* **Problem**: Return the lines below that contain the word "drive".

* **Element data from apps and pages**:
-- Opening Marker --

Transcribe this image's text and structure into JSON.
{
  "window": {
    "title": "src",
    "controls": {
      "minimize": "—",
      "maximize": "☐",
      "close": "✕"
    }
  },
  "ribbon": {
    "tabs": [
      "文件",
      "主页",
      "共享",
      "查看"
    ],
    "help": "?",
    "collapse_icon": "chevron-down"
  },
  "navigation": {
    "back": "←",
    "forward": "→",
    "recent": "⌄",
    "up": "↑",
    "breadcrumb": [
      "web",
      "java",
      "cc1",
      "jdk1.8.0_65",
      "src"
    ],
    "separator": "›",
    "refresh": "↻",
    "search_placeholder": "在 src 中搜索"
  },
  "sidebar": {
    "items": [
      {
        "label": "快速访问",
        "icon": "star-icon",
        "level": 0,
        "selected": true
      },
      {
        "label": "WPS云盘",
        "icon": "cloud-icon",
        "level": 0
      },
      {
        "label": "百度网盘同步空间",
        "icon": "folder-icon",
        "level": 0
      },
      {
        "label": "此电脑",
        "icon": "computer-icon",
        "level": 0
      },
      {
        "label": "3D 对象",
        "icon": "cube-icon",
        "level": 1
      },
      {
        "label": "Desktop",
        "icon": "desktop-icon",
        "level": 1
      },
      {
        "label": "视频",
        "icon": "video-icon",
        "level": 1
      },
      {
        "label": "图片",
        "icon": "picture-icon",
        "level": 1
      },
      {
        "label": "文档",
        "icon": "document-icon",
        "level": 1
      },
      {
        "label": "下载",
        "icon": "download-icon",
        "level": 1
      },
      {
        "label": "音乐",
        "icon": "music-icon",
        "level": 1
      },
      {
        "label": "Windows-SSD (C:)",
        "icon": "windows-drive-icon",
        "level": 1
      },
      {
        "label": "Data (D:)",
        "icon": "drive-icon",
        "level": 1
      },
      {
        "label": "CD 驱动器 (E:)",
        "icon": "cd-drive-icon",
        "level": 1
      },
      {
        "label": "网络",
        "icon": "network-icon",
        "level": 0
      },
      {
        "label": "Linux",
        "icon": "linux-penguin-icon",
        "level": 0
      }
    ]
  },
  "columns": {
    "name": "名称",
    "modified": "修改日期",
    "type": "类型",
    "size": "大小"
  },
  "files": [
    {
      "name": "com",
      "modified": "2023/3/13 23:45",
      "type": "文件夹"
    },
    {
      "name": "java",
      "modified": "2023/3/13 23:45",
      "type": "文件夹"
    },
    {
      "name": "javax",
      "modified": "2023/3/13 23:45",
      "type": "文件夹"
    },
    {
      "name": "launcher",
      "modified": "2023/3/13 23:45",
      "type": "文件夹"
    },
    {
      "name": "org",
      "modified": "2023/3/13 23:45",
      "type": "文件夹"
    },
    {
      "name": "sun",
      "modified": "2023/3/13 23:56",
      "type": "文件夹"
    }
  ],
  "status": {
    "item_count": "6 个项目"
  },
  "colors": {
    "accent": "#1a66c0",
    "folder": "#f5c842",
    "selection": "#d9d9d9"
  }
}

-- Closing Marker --

* **Task solution**:
        "icon": "windows-drive-icon",
        "icon": "drive-icon",
        "icon": "cd-drive-icon",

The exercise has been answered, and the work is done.